Screw cooking school. Tossing her bag in the chair, she stomped into the kitchen. Screw monsieur, too. Him and his impossible-to-clean carpeting. Screw Paris with its beautiful buildings and sidewalk cafés and shops she couldn't afford. She hated them all.
Carbs. She needed carbs. Yanking open the refrigerator door, she grabbed a wedge of cheddar cheese and an onion. Creamy, gooey macaroni and cheese, that's what this pity party needed. How's that for peasant food, Chef Despelteau?
Now if she would only stop crying. Sniffing back a fresh batch of tears, she grabbed the cheese grater and took to demolishing the cheddar to a shredded pulp.
"What now?" she snarled. What else could she add to her list of mistakes today?
Frederic blinked in shock. Great. Yelling at her boss. That's what she could add. Because, of course.
Horrified, she turned back to the cheese. "I mean, about this mormorn " The tears were back. She scrunched her face trying to stop them.
A paper towel floated in front of her face.
"Is everything all right?"
Why'd he have to sound nice, too? It made things worse. "Fine." Taking the paper towel, she wiped her cheeks and blew her nose.

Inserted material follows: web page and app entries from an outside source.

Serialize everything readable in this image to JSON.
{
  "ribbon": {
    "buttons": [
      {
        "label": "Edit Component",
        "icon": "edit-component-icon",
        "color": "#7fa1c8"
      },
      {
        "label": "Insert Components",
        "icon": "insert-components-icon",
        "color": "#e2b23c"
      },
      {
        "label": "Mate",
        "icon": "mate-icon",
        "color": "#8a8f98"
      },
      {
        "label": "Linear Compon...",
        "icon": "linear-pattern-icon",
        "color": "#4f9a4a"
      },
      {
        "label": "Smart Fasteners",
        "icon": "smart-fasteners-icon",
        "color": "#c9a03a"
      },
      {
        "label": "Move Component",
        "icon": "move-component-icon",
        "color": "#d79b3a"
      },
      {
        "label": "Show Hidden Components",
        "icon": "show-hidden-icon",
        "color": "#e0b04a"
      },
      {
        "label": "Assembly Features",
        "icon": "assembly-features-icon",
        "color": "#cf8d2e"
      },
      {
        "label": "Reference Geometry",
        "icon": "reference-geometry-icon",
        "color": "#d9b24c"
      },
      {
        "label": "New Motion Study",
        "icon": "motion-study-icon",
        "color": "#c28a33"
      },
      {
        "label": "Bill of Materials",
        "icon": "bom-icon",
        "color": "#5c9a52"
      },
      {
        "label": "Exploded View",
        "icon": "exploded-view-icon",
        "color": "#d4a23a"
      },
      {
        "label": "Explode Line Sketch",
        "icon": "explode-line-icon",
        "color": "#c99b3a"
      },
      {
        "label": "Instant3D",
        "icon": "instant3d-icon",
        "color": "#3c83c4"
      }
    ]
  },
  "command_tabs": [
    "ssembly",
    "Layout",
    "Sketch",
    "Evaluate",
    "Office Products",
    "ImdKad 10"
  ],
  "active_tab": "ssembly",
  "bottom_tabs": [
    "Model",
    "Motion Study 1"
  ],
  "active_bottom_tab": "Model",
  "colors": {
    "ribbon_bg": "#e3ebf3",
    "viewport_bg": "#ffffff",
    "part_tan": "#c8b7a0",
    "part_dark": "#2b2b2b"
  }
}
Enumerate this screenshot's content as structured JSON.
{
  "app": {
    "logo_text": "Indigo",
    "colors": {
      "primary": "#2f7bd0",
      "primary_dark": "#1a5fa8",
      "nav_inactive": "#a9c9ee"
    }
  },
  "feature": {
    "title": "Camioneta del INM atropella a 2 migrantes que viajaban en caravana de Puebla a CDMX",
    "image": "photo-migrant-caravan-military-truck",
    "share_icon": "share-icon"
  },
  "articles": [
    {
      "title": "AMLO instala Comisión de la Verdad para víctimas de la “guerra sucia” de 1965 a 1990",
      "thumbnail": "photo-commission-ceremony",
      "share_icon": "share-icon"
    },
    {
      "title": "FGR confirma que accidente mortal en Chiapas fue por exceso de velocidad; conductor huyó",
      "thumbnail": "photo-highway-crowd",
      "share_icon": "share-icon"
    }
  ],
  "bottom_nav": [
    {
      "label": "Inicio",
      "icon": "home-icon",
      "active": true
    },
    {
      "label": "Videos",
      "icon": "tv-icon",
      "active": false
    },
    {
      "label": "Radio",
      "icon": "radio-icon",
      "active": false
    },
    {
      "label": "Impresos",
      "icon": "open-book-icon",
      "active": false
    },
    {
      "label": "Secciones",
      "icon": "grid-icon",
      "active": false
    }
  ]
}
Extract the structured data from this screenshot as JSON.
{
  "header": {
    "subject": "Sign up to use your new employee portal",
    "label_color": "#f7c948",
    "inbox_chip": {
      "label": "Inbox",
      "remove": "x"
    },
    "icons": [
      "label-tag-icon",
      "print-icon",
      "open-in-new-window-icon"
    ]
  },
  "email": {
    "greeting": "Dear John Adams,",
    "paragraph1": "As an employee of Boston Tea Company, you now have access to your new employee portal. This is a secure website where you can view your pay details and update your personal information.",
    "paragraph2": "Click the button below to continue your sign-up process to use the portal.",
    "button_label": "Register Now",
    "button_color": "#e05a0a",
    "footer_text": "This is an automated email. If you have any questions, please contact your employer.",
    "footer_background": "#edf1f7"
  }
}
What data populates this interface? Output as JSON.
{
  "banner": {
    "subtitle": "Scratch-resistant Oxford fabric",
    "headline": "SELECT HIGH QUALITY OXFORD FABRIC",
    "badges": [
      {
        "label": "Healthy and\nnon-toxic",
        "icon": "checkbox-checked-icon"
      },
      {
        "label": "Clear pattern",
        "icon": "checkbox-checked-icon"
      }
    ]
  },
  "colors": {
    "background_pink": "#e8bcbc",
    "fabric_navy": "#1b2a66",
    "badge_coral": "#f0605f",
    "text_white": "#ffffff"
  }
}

"You don't look fine."
"The cheese is making my eyes water."
"I see. It must be quite pungent."
Piper ignored the comment, choosing to wipe her nose again instead. "Did you need something, monsieur?"
A tentative smile worked its way across his features. Afraid to set her off again, probably. "I wanted to apologize for losing my temper this morning. The coffee, it was not your fault."
No, it wasn't, she wanted to say. She didn't. Since he apologized, the least she could do was be gracious in return. "I should have known better than to put a cup where you couldn't see it."
"And I should know better than to behave like a brat," he countered, one-upping her. "It's rude to blame others for my shortcomings."